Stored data
┌────────

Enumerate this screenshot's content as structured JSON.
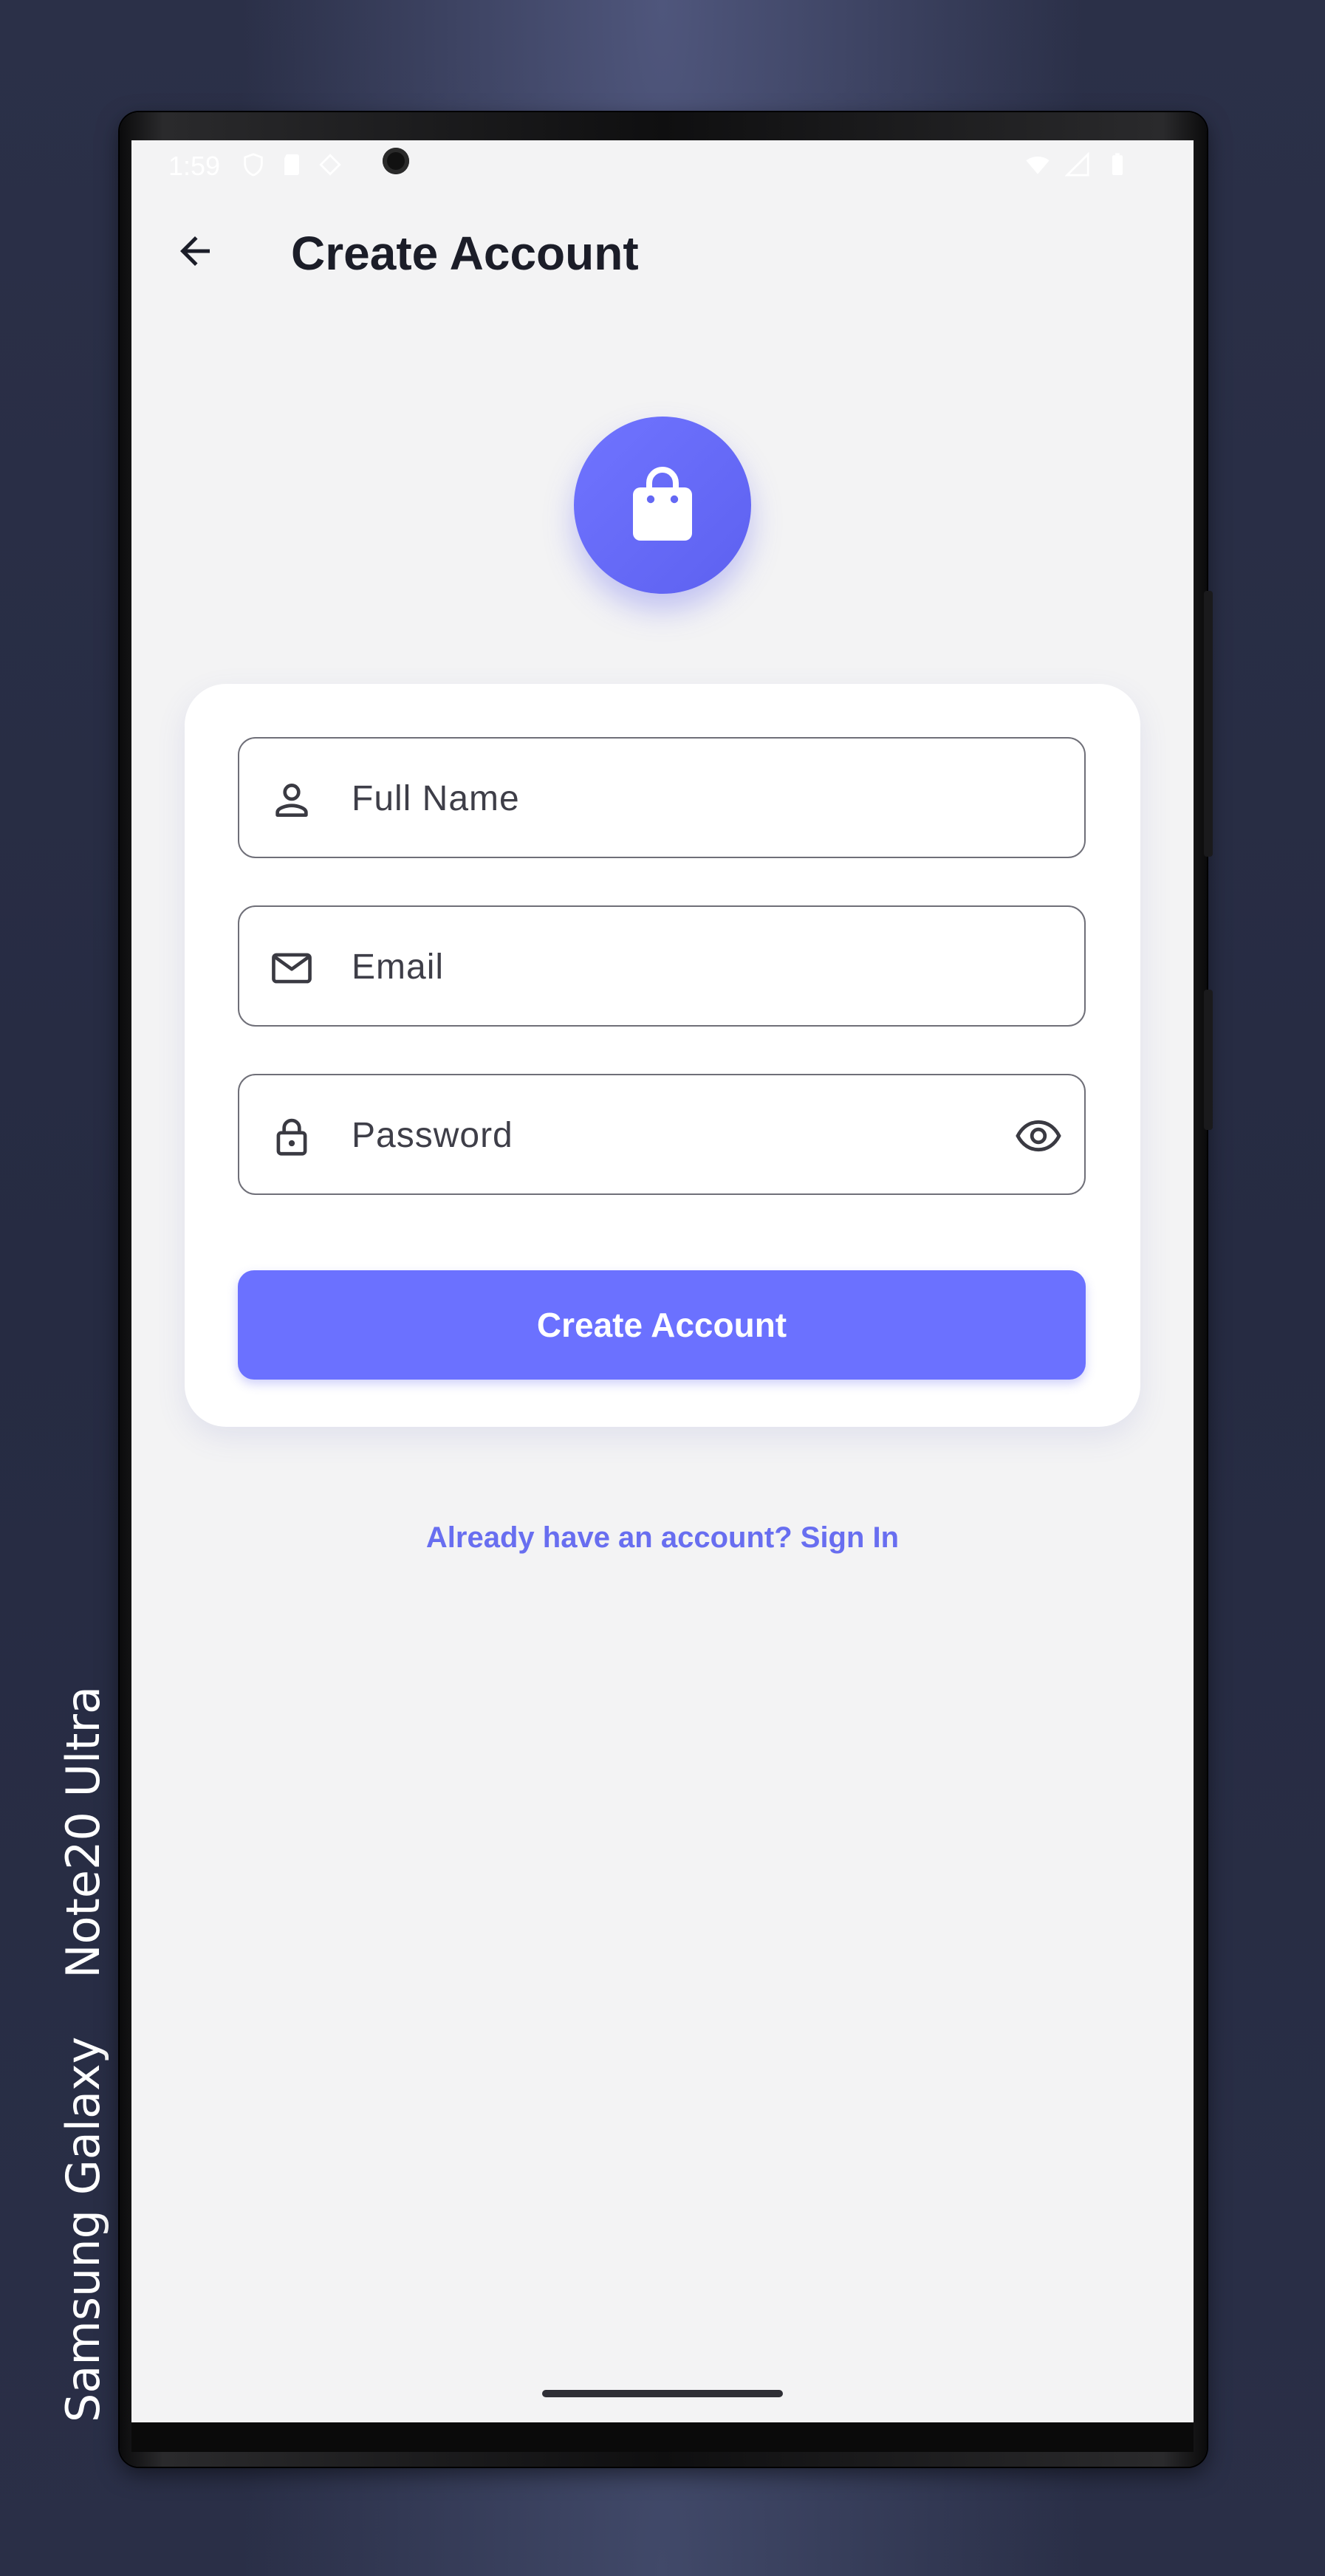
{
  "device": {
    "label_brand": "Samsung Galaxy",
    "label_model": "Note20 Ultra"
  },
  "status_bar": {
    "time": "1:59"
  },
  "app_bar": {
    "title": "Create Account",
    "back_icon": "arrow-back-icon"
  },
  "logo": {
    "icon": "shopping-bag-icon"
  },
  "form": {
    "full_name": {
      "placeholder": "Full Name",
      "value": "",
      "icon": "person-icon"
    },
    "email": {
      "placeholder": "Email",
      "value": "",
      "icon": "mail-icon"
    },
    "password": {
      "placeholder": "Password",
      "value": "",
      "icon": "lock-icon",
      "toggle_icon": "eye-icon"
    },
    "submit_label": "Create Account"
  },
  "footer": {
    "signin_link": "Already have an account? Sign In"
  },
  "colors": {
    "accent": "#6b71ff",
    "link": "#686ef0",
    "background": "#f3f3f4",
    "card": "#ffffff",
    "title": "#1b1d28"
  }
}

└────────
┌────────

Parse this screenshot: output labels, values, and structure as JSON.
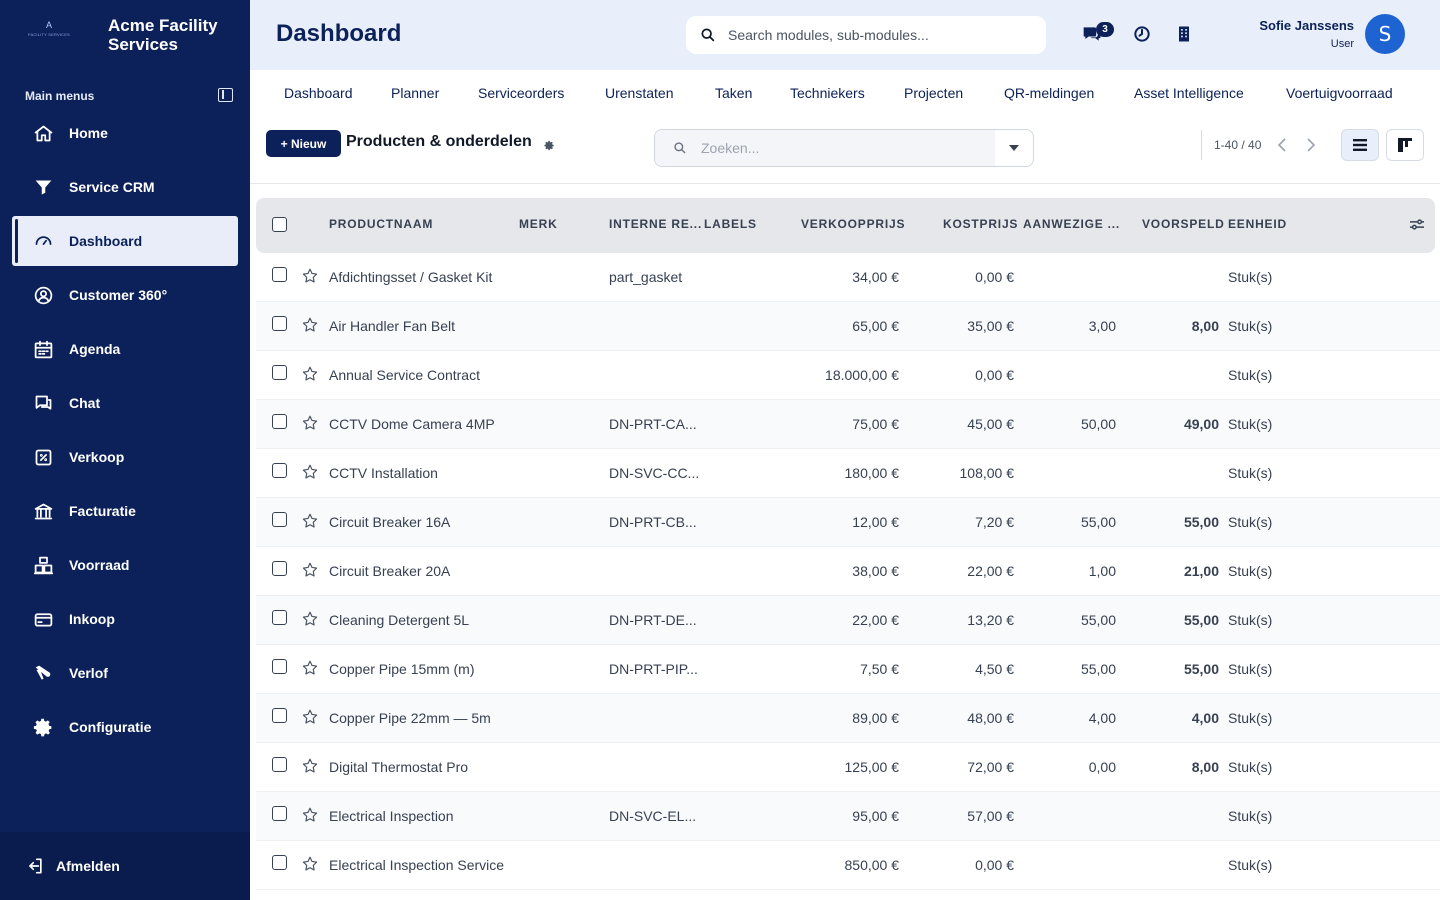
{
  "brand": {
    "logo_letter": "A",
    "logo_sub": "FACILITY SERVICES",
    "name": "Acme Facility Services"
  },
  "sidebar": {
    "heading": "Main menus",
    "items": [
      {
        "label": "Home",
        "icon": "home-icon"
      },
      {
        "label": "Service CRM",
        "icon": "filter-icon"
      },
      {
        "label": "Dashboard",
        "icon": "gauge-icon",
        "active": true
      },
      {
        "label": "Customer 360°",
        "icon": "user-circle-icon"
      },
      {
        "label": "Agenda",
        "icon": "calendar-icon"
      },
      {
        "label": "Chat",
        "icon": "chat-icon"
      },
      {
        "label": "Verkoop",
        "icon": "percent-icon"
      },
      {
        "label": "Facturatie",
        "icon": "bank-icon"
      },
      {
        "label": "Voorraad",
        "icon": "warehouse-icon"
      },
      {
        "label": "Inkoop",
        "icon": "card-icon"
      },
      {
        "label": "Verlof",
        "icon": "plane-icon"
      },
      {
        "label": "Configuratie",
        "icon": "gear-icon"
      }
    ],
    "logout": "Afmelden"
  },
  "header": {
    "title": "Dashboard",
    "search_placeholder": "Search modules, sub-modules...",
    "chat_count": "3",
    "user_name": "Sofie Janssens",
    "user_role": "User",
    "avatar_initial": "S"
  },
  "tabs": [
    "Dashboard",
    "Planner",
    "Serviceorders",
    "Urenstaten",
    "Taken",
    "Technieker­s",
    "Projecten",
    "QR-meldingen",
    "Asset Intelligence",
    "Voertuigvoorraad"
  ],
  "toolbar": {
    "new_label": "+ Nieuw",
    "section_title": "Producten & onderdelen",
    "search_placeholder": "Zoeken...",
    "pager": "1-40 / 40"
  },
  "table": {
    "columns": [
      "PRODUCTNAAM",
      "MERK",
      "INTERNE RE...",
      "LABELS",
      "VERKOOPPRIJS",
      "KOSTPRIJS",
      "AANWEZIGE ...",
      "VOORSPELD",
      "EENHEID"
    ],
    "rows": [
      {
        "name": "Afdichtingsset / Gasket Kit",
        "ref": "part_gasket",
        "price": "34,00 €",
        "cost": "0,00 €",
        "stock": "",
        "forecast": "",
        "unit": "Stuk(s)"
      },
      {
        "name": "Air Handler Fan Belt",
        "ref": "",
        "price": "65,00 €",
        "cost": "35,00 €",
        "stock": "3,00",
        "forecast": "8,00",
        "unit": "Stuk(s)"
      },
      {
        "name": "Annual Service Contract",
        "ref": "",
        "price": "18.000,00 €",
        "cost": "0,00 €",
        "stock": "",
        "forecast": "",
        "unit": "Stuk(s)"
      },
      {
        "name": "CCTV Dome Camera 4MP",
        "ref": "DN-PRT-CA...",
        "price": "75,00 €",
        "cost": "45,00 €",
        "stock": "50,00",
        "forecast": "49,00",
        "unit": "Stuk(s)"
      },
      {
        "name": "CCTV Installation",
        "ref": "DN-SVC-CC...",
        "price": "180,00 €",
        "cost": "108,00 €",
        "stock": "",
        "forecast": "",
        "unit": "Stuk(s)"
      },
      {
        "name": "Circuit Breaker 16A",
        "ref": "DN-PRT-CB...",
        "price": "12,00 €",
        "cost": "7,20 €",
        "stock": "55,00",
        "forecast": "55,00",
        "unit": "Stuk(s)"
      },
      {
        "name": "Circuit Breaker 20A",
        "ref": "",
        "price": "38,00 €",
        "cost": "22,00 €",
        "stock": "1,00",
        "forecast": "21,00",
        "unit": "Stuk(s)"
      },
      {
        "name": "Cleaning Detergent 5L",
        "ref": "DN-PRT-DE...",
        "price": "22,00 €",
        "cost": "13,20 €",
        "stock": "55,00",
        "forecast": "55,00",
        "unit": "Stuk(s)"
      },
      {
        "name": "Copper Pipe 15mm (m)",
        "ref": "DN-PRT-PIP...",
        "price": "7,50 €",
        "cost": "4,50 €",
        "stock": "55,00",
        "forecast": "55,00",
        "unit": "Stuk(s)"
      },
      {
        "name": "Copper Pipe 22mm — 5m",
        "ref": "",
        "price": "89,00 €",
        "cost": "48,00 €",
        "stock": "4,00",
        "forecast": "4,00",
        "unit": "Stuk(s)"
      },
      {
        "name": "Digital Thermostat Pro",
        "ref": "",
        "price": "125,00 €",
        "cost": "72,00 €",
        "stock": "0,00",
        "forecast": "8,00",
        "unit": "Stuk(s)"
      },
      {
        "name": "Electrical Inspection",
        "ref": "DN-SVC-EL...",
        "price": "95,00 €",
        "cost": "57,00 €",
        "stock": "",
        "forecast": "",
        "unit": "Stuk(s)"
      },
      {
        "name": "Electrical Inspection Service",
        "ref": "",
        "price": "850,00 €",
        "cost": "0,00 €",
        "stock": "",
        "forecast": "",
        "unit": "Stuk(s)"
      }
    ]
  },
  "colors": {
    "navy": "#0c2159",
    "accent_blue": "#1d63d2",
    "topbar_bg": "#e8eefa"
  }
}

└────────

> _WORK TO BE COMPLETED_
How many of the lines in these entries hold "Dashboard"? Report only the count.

> _EXERCISE ANSWER_
3